▶ [DATA]:

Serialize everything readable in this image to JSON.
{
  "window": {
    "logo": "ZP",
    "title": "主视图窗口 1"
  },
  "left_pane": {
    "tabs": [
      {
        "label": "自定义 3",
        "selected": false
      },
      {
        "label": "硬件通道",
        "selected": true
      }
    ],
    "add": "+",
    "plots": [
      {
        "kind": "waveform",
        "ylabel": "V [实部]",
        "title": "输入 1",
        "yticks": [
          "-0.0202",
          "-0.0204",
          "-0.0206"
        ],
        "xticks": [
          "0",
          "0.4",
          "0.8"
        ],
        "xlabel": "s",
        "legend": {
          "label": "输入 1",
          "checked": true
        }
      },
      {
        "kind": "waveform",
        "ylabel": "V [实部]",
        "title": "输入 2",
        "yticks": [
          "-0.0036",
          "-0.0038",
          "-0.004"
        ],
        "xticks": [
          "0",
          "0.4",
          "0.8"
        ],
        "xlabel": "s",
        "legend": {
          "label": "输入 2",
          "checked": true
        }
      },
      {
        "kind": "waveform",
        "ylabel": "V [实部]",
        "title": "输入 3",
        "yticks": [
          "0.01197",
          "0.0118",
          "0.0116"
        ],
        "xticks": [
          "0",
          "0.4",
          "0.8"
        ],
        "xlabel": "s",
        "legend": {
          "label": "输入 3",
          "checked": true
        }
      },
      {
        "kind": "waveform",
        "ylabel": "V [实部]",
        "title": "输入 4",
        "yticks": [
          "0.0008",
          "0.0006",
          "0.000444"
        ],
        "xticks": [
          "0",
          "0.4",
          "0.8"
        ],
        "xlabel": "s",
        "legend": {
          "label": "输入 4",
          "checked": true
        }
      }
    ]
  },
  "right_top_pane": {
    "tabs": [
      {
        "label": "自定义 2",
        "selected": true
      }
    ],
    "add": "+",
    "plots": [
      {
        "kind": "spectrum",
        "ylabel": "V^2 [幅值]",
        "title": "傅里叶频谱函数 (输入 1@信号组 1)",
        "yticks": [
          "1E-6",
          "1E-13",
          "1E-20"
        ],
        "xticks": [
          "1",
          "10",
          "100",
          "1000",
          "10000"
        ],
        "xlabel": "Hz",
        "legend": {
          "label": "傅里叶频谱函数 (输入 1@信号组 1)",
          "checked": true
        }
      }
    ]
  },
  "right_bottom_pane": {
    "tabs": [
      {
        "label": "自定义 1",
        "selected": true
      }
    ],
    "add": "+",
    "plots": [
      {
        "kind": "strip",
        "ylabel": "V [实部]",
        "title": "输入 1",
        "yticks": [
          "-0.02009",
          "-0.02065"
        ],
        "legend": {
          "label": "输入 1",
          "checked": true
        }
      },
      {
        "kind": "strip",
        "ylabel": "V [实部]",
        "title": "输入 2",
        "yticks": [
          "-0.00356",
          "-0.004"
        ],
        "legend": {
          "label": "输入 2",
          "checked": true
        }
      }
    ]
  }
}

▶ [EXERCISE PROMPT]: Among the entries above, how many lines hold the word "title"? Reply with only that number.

▶ [SOLUTION BELOW]: 8